Also, community members helped develop a shared vision for the space and identify the best “first move” for the project. Later on, the area became a place for people, not cars.
Team members created a colorful site graphic and initial suite amenities including picnic tables, umbrellas and games. Additional amenities like exterior hula-hoop racks, signage, beanbag chairs, giant games and a sound system were also added to the mix. Moreover, community members were allowed to participate in painting large portions of the design.
The Spot 4MKE is still a humble place, but it is full of evidence of a community that is trying to do things differently, a community that has a courage to lead with people and places, a community that understands that the project of making a more creative, inclusive and prosperous city will never be finished (Project for Public Places).
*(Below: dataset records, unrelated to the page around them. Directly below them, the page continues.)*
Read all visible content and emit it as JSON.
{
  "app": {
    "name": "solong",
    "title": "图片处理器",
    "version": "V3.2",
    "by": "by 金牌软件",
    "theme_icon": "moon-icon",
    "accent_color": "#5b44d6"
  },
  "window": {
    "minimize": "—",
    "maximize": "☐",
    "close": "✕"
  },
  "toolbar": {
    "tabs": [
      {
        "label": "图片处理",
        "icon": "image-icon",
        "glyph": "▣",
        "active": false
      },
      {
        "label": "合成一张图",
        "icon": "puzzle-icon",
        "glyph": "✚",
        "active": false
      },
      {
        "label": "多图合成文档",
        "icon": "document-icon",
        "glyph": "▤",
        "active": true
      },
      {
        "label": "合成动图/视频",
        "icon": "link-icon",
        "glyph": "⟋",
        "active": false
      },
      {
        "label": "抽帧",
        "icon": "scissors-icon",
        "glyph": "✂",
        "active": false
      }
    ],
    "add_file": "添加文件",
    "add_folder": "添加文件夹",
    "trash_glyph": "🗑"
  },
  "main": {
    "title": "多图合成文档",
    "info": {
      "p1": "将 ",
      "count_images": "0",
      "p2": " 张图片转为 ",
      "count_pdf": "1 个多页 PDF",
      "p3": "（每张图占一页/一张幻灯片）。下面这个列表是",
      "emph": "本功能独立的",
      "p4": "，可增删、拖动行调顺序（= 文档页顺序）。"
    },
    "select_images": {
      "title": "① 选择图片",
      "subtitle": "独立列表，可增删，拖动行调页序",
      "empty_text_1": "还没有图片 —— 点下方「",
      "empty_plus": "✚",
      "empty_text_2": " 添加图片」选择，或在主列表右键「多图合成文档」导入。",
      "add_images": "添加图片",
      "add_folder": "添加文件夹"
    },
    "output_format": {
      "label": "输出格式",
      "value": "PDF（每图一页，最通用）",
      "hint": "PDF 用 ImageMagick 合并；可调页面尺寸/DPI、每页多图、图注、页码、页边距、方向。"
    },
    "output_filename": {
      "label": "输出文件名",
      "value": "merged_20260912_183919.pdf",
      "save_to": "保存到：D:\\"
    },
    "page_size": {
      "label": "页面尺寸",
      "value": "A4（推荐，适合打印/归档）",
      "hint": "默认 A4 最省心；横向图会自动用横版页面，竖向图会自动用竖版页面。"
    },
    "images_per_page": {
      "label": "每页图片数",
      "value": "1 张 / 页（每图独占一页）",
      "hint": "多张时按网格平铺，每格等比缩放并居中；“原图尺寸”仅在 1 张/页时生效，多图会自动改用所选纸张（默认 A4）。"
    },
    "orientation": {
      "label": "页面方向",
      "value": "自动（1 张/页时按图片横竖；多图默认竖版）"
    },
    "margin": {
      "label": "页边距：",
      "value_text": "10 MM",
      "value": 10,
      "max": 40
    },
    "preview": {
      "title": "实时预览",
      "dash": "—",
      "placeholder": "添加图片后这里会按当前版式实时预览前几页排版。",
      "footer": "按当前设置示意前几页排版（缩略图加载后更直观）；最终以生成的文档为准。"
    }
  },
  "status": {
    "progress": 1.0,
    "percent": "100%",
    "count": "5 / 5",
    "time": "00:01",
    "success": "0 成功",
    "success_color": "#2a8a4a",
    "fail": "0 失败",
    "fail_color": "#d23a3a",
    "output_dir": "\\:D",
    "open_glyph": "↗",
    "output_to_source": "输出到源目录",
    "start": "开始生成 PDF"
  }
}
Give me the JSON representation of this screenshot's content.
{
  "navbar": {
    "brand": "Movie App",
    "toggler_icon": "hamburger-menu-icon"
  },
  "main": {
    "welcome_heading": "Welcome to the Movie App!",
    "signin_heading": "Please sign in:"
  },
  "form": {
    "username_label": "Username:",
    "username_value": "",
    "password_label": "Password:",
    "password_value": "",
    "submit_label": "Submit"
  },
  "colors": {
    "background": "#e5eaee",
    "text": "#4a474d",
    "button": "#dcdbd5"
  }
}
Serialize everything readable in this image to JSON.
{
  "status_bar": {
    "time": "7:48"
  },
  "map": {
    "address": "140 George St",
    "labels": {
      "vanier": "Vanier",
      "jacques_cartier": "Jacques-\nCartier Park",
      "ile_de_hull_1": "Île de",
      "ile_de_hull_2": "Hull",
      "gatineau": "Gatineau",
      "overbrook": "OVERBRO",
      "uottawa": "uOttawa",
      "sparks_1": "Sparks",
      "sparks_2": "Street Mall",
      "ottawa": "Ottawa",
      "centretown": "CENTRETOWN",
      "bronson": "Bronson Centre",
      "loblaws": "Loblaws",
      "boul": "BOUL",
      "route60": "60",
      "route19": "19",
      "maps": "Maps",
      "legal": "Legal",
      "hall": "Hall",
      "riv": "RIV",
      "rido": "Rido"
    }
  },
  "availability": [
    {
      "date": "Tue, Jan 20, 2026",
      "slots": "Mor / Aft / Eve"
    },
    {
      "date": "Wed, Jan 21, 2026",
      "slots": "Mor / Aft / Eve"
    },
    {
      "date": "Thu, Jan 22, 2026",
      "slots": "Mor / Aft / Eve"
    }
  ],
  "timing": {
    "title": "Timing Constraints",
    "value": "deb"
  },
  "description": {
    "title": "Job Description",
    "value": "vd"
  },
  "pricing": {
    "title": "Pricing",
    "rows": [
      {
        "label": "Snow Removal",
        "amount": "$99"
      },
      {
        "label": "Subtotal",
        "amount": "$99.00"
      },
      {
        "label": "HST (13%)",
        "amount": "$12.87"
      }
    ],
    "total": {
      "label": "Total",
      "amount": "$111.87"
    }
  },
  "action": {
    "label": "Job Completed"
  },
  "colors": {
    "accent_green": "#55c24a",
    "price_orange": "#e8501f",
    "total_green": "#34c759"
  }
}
One way to engender sense of ownership in residents and users of place is through their participation in the design of their environments. Users who participate in the design of public places develop a sense of meaningful involvements and responsibility in society. One of the most important outcomes of users’ participation in design is their sense of environmental competence. Environmental competence is the knowledge, skill and confidence to utilize the environment in order to carry out one’s own goals to enrich one’s experience. By building a user’s environmental competence, the participant feels as though he or she created a unique place-one in which the user has ownership over.
Public places that include community attachment, place identity, social interaction and pedestrianism will foster user ownership. The ability to increase users’ engagement is dependent on their opportunities to “own” their place. Consequently, users who can acquire a sense of connectedness, active involvement and personal investment in their public place are able to better understand their surrounding environment and therefore senses of promote a desire to own these places.
Written by: Riham Nady
Edited by: Aiysha Alsane
– Harrison, Steve and Dourish, Paul. (1996). “Re-Pla-cing Space: The Roles of Place and Space in Collaborative Systems”. ACM conference on Computer supported cooperative work. New York, United States.
– Kim, Joongsub and Kaplan, Rachel. (May 2004). “Physical and Physiological Factors in Sense of Community: New Urbanist Kentlands and Nearby Orchard Village”. Environment and Behaviour. Vol. 36. No. 3. pp. 313-340. Soge Publications.
– Project for Public Spaces official website. (Unknown). “Toward an Architecture of Place: Moving Beyond Iconic to Extraordinary”. http://www.pps.org/refrence/toward- an-architecture-of-place-moving-beyond-iconic-to-extraordinary